When you can approach tasks from a calm and focused position, they are going to feel easier and more achievable.  By letting go of the stories that you’ve built up in your head about being a ‘bad and lazy’ person you may find you actually become more productive.

Can you imagine what your life would be like if you could overcome procrastination, to leave that label of ‘procrastinator’ behind once and for all?

Start by being kind to yourself.

I regularly write about the importance of self-compassion. Just be kind to yourself.  Sometimes you just aren’t in the right frame of mind to tackle a task or you can’t quite see a way to start it yet.  It’s okay.  If feelings of guilt or shame threaten to take over, remind yourself that it’s ok.  Schedule in a time when you will start working on the problem and then go and enjoy your time guilt and anxiety free.

Acknowledge that you are your own harshest critic.

Most people are so busy caught up in criticising themselves to spend a great deal of time thinking negatively about the tasks that someone else has done.

Enlist external help. 

Make use of resources that exist to keep you on track.  Learn how to use a Gant chart and use that to track when you need to start and complete all the various components of your project.  Get a friend or colleague who is particularly good at seeing the bigger picture to help you break the job up into more manageable sections.  When you set yourself achievable goals you give yourself the opportunity to succeed over and over again.

Challenge your irrational thinking.

Will your relationship irreparably break down if you choose the wrong colour paint for the walls?  What’s possible and what’s probable? Possibly they will be a bit cross and probably you might have to live with walls that are a colour you don’t particularly like for a while.  Mistakes are not life sentences. Consider what the absolute worst outcome might be and then think about how probable that outcome actually is.

There is no such thing as failure, only feedback.

This NLP presupposition revolutionised my life.  Instead of seeing something I’d done badly as a catastrophic failure I began to see it as an opportunity for growth.  By creating something and getting a critique on it I gave myself the opportunity to learn and improve.
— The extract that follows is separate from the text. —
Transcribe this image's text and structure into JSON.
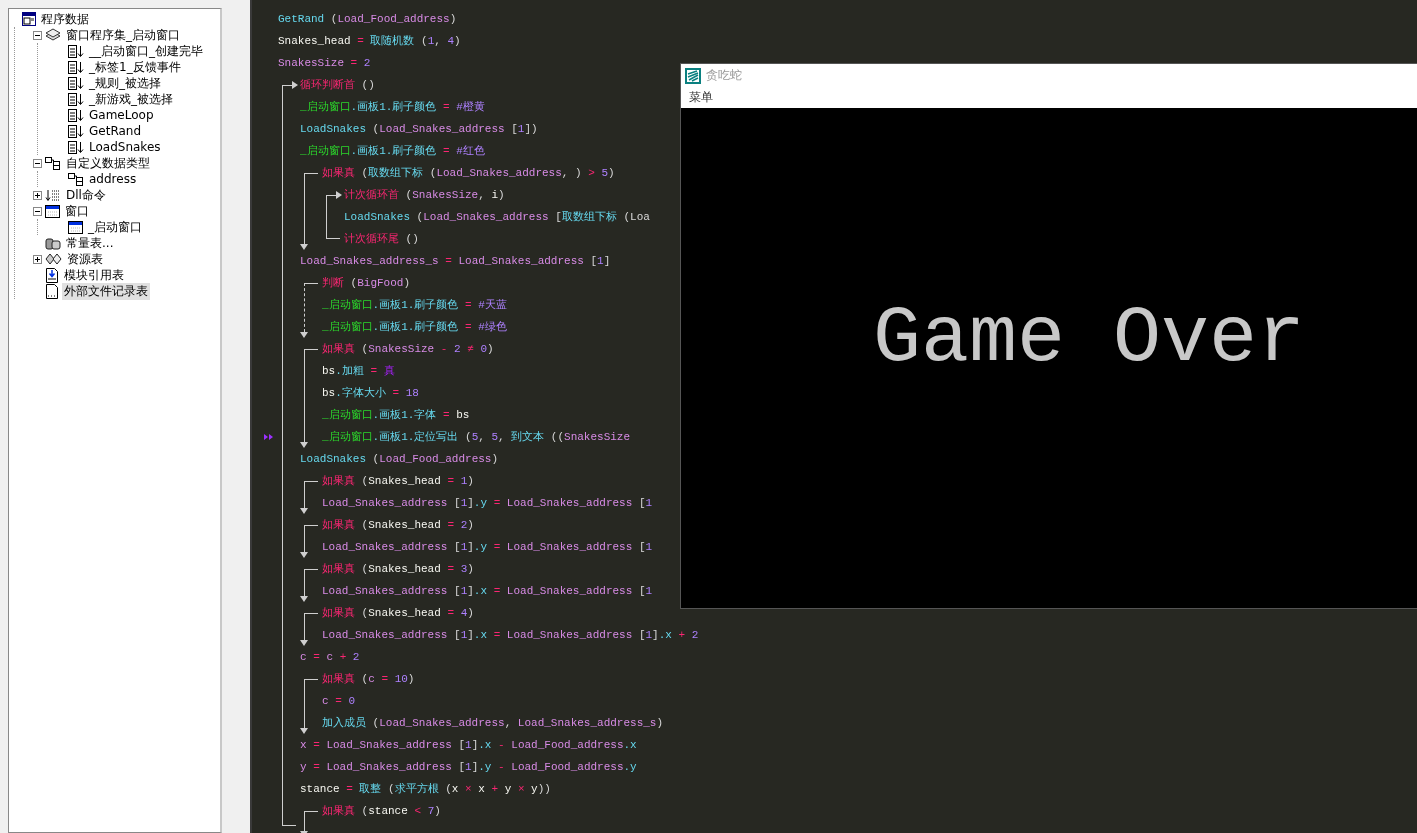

Neuropsychological research suggests that you can learn skills that actually improve your executive functioning.  This then leads to greater feelings of well-being, which means higher self-esteem and lower anxiety.

Would you like to break the cycle of negativity?  Contact me today (not tomorrow or later this week!) to discuss how Integrative Therapy can help you be more productive, delay tasks less, feel better about yourself and be less anxious.